▶ Instructions to follow
Give back the full data character for character.

▶ Information shown
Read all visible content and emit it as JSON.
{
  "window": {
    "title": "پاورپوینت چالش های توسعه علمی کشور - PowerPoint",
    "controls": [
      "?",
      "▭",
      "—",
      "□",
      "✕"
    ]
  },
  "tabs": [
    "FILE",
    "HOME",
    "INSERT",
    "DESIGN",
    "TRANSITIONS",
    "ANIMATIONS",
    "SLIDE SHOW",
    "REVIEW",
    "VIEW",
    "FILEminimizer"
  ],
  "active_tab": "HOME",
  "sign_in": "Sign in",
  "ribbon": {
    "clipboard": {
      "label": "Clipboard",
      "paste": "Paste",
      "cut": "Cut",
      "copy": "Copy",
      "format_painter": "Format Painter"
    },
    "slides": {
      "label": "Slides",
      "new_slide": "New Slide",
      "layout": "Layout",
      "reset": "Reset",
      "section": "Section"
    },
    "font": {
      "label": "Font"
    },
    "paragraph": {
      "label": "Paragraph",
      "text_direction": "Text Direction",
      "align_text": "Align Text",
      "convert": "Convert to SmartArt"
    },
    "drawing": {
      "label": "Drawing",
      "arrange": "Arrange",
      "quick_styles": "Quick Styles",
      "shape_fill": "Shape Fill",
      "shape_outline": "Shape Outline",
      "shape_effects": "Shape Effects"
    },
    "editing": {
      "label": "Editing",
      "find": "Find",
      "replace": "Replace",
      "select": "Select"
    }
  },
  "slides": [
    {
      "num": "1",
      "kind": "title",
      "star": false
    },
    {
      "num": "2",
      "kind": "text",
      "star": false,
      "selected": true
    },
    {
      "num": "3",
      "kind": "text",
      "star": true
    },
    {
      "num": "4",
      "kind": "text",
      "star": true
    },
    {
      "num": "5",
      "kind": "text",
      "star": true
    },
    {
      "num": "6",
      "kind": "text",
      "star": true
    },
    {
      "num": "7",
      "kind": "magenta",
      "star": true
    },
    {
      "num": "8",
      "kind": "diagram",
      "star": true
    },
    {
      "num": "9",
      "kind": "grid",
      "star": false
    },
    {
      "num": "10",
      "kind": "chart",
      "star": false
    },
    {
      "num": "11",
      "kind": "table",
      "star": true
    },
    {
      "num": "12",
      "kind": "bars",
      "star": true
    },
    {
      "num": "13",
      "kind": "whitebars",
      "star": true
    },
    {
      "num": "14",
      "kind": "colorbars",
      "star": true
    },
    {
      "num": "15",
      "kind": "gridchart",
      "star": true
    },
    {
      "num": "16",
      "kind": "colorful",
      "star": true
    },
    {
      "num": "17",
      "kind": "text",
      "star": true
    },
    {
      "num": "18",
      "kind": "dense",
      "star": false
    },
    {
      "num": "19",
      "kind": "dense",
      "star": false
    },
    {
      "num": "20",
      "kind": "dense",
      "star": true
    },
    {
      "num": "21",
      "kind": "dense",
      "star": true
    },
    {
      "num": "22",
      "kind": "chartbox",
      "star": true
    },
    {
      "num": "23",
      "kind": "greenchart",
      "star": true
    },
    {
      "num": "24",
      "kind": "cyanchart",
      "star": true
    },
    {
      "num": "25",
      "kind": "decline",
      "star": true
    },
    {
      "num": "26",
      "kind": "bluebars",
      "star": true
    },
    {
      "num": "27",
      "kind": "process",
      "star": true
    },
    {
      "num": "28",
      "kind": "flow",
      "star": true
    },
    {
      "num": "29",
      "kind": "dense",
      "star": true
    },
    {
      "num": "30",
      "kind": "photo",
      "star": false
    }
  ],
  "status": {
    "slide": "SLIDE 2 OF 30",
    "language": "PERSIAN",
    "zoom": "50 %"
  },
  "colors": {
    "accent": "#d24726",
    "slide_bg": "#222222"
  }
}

▶ Completed exercise
Read all visible content and emit it as JSON.
{
  "window": {
    "title": "پاورپوینت چالش های توسعه علمی کشور - PowerPoint",
    "controls": [
      "?",
      "▭",
      "—",
      "□",
      "✕"
    ]
  },
  "tabs": [
    "FILE",
    "HOME",
    "INSERT",
    "DESIGN",
    "TRANSITIONS",
    "ANIMATIONS",
    "SLIDE SHOW",
    "REVIEW",
    "VIEW",
    "FILEminimizer"
  ],
  "active_tab": "HOME",
  "sign_in": "Sign in",
  "ribbon": {
    "clipboard": {
      "label": "Clipboard",
      "paste": "Paste",
      "cut": "Cut",
      "copy": "Copy",
      "format_painter": "Format Painter"
    },
    "slides": {
      "label": "Slides",
      "new_slide": "New Slide",
      "layout": "Layout",
      "reset": "Reset",
      "section": "Section"
    },
    "font": {
      "label": "Font"
    },
    "paragraph": {
      "label": "Paragraph",
      "text_direction": "Text Direction",
      "align_text": "Align Text",
      "convert": "Convert to SmartArt"
    },
    "drawing": {
      "label": "Drawing",
      "arrange": "Arrange",
      "quick_styles": "Quick Styles",
      "shape_fill": "Shape Fill",
      "shape_outline": "Shape Outline",
      "shape_effects": "Shape Effects"
    },
    "editing": {
      "label": "Editing",
      "find": "Find",
      "replace": "Replace",
      "select": "Select"
    }
  },
  "slides": [
    {
      "num": "1",
      "kind": "title",
      "star": false
    },
    {
      "num": "2",
      "kind": "text",
      "star": false,
      "selected": true
    },
    {
      "num": "3",
      "kind": "text",
      "star": true
    },
    {
      "num": "4",
      "kind": "text",
      "star": true
    },
    {
      "num": "5",
      "kind": "text",
      "star": true
    },
    {
      "num": "6",
      "kind": "text",
      "star": true
    },
    {
      "num": "7",
      "kind": "magenta",
      "star": true
    },
    {
      "num": "8",
      "kind": "diagram",
      "star": true
    },
    {
      "num": "9",
      "kind": "grid",
      "star": false
    },
    {
      "num": "10",
      "kind": "chart",
      "star": false
    },
    {
      "num": "11",
      "kind": "table",
      "star": true
    },
    {
      "num": "12",
      "kind": "bars",
      "star": true
    },
    {
      "num": "13",
      "kind": "whitebars",
      "star": true
    },
    {
      "num": "14",
      "kind": "colorbars",
      "star": true
    },
    {
      "num": "15",
      "kind": "gridchart",
      "star": true
    },
    {
      "num": "16",
      "kind": "colorful",
      "star": true
    },
    {
      "num": "17",
      "kind": "text",
      "star": true
    },
    {
      "num": "18",
      "kind": "dense",
      "star": false
    },
    {
      "num": "19",
      "kind": "dense",
      "star": false
    },
    {
      "num": "20",
      "kind": "dense",
      "star": true
    },
    {
      "num": "21",
      "kind": "dense",
      "star": true
    },
    {
      "num": "22",
      "kind": "chartbox",
      "star": true
    },
    {
      "num": "23",
      "kind": "greenchart",
      "star": true
    },
    {
      "num": "24",
      "kind": "cyanchart",
      "star": true
    },
    {
      "num": "25",
      "kind": "decline",
      "star": true
    },
    {
      "num": "26",
      "kind": "bluebars",
      "star": true
    },
    {
      "num": "27",
      "kind": "process",
      "star": true
    },
    {
      "num": "28",
      "kind": "flow",
      "star": true
    },
    {
      "num": "29",
      "kind": "dense",
      "star": true
    },
    {
      "num": "30",
      "kind": "photo",
      "star": false
    }
  ],
  "status": {
    "slide": "SLIDE 2 OF 30",
    "language": "PERSIAN",
    "zoom": "50 %"
  },
  "colors": {
    "accent": "#d24726",
    "slide_bg": "#222222"
  }
}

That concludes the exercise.